The Price of Passion
Cleopatra Fraser is the daughter of a respected Egyptian archaeologist, Everett Fraser. Cleo and her father have a partnership: she does all the work, and he gets all the credit. David Evans, nicknamed Angel, was once Everett’s assistant. He seduced Cleo, not realizing (oops) that the beautiful and competent young woman was sixteen and a virgin. He offered to marry her, but Everett, enraged, refused him. Angel went off to a number of shady-looking archaeological forays, which gave Everett the ammunition he needed to blacken his reputation. Cleo, who believes the things her father says about Angel, learns to hate him. Cleo and Angel spent the next ten years trying to scam or cheat each other out of archaeological treasures. In their encounters they’ve saved each other’s lives, but they regard each other as enemies.

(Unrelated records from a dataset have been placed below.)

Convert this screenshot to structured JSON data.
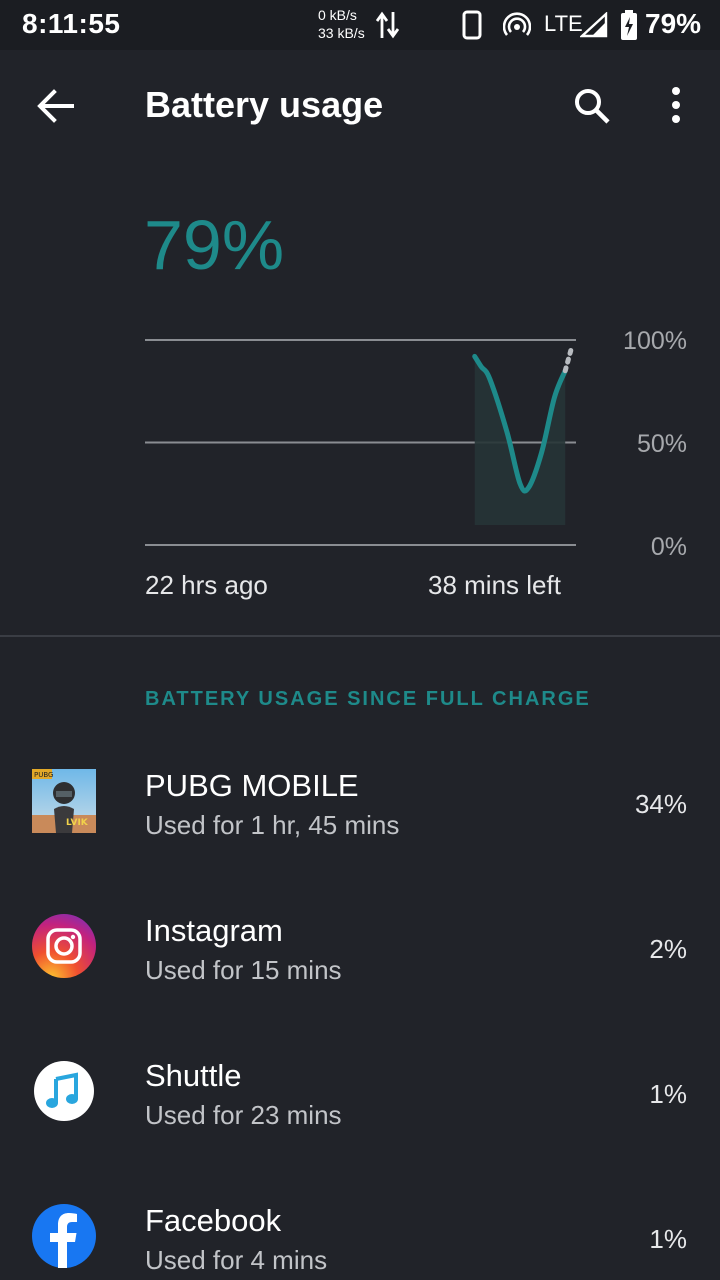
{
  "status_bar": {
    "time": "8:11:55",
    "speed_up": "0 kB/s",
    "speed_down": "33 kB/s",
    "network": "LTE",
    "battery_pct": "79%"
  },
  "app_bar": {
    "title": "Battery usage",
    "back_icon": "arrow-back-icon",
    "search_icon": "search-icon",
    "more_icon": "more-vert-icon"
  },
  "summary": {
    "level": "79%"
  },
  "chart_data": {
    "type": "line",
    "y_ticks": [
      "100%",
      "50%",
      "0%"
    ],
    "ylim": [
      0,
      100
    ],
    "x_labels": {
      "start": "22 hrs ago",
      "end": "38 mins left"
    },
    "series": [
      {
        "x": [
          0.765,
          0.78,
          0.8,
          0.84,
          0.87,
          0.89,
          0.92,
          0.95,
          0.975
        ],
        "values": [
          92,
          87,
          81,
          55,
          30,
          28,
          45,
          72,
          85
        ]
      }
    ],
    "projection": {
      "x": [
        0.975,
        1.0
      ],
      "values": [
        85,
        97
      ]
    },
    "colors": {
      "line": "#1e8a8a",
      "grid": "#8a8d92",
      "projection": "#b8bbc0"
    }
  },
  "section": {
    "header": "BATTERY USAGE SINCE FULL CHARGE"
  },
  "apps": [
    {
      "name": "PUBG MOBILE",
      "usage": "Used for 1 hr, 45 mins",
      "percent": "34%",
      "icon": "pubg-icon"
    },
    {
      "name": "Instagram",
      "usage": "Used for 15 mins",
      "percent": "2%",
      "icon": "instagram-icon"
    },
    {
      "name": "Shuttle",
      "usage": "Used for 23 mins",
      "percent": "1%",
      "icon": "shuttle-icon"
    },
    {
      "name": "Facebook",
      "usage": "Used for 4 mins",
      "percent": "1%",
      "icon": "facebook-icon"
    }
  ]
}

We learn about all of that in flashbacks. In the present, Everett Fraser has accepted an academic post in Scotland, and Cleo has been forced to leave her beloved Egypt so that she can continue doing his job. She and her father intend to unveil a magnificent archaeological treasure at the university, and when she learns that Angel is in town, Cleo is convinced that he intends to get his hands on the treasure. She’s right. Angel is being blackmailed by a secret Macedonian organization. He has been told that Cleo will be killed if he doesn’t steal the treasure for them.
This novel is predicated on the love-hate relationship to the ultimate degree, and it works far better than you would expect it to. It’s really very interesting the way, through the years, Cleo and Angel have managed to constantly run into each other, even though they claim to hate each other.

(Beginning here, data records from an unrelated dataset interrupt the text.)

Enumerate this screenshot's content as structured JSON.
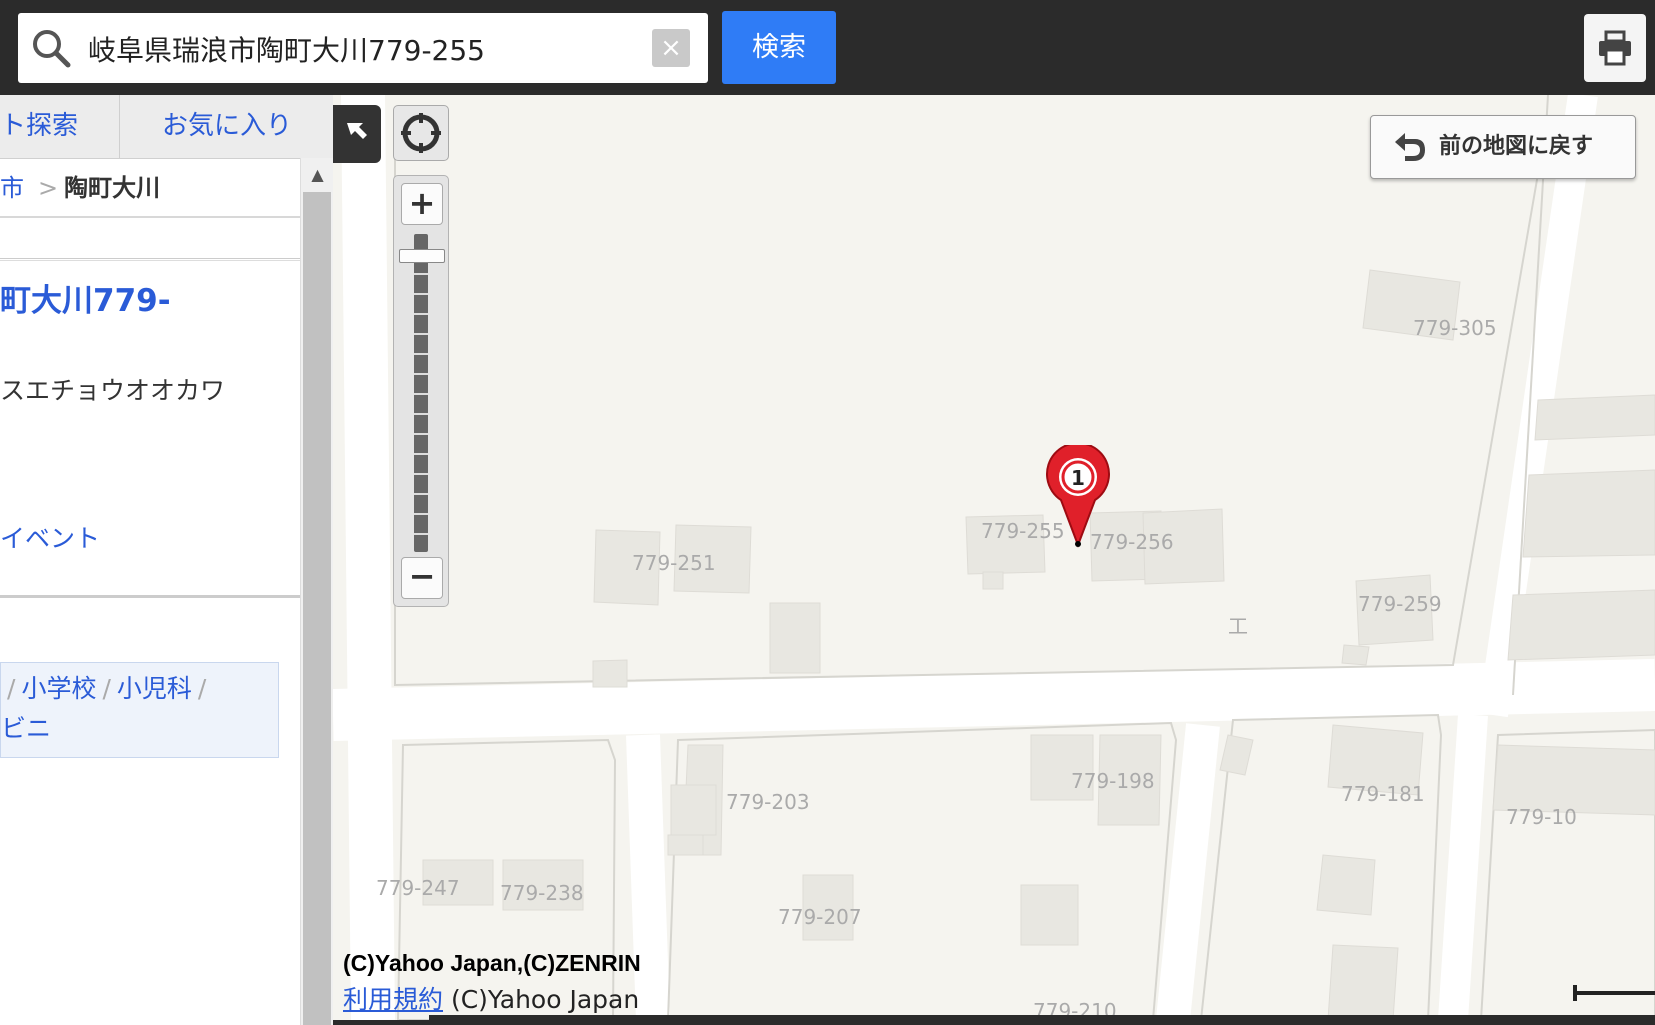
{
  "search": {
    "value": "岐阜県瑞浪市陶町大川779-255",
    "clear_label": "×",
    "button_label": "検索"
  },
  "sidebar": {
    "tabs": [
      {
        "label": "ト探索"
      },
      {
        "label": "お気に入り"
      }
    ],
    "breadcrumb": {
      "city": "市",
      "separator": ">",
      "current": "陶町大川"
    },
    "scroll_up": "▲",
    "result": {
      "title": "町大川779-",
      "kana": "スエチョウオオカワ",
      "event_link": "イベント"
    },
    "tags": {
      "line1": [
        "小学校",
        "小児科"
      ],
      "line2": "ビニ"
    }
  },
  "map": {
    "back_button_label": "前の地図に戻す",
    "marker_number": "1",
    "zoom_in_label": "+",
    "zoom_out_label": "−",
    "zoom_level_fraction": 0.05,
    "lot_labels": [
      "779-305",
      "779-255",
      "779-256",
      "779-251",
      "779-259",
      "779-203",
      "779-198",
      "779-181",
      "779-10",
      "779-247",
      "779-238",
      "779-207",
      "779-210"
    ],
    "building_symbol": "工",
    "credit": "(C)Yahoo Japan,(C)ZENRIN",
    "terms_link": "利用規約",
    "terms_suffix": " (C)Yahoo Japan"
  },
  "colors": {
    "topbar": "#2b2b2b",
    "search_button": "#2f7cf6",
    "link": "#2a5bd7",
    "map_background": "#f5f4ef",
    "marker": "#e0202a"
  },
  "icons": {
    "search": "search-icon",
    "print": "printer-icon",
    "collapse": "arrow-collapse-icon",
    "locate": "crosshair-icon",
    "back": "undo-arrow-icon",
    "marker": "map-pin-icon"
  }
}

Cleo is a great character. She’s caught in a difficult position: the only way she can pursue the career she loves is to let her venal, smarmy father take the credit for it, because as a woman that credit could never be hers. She’s tough, brave, and intelligent without ever coming across as insanely spunky.
That said, I don’t think that the flashback structure worked very well for this book. The author whets our appetites by giving us flashbacks of brigands, shady deals, prison breaks and tomb cave-ins, and then expects us to be content with a subplot about whether Aunt Saida will come out of mourning. The history between Cleo and Angel is exciting and adventurous – far more so that the events of the present. The flashbacks are like brightly-colored puzzle pieces – really interesting, but hard to put together into a coherent whole. The flashbacks also made it difficult to get to know Angel. Cleo has believed the worst of him for a long time, and because this is a romance novel, we know that she (and we) will discover that he’s not so bad eventually. But we don’t learn the reasons behind his actions until relatively late in the book, which kept me from really warming up to him.
I also had a little trouble with that secret Macedonian organization. For a group of people whose existence has been completely unknown for centuries untold, they seemed awfully willing to blow their cover in order to make this book’s climax more climactic.
I would have loved this book if it had started earlier in the relationship – if a significant portion of it had actually taken place in Egypt. We could have followed Angel and Cleo on their adventures and really seen the way they used competition and revenge to remain in touch, even though they were enemies. Then the way they overcome their prejudices would have been far more poignant, and the book would have been much more exciting.
In spite of this, I enjoyed The Price of Passion very much. First and foremost, that’s due to the character of Cleo. It’s also because of the flashbacks, which were fascinating. Then there’s the chemistry between our protagonists, which was also terrific. For some people the flashback structure might work better. Even though I thought this book could have been better, I liked it enough that I’m going to start looking for Sizemore’s backlist.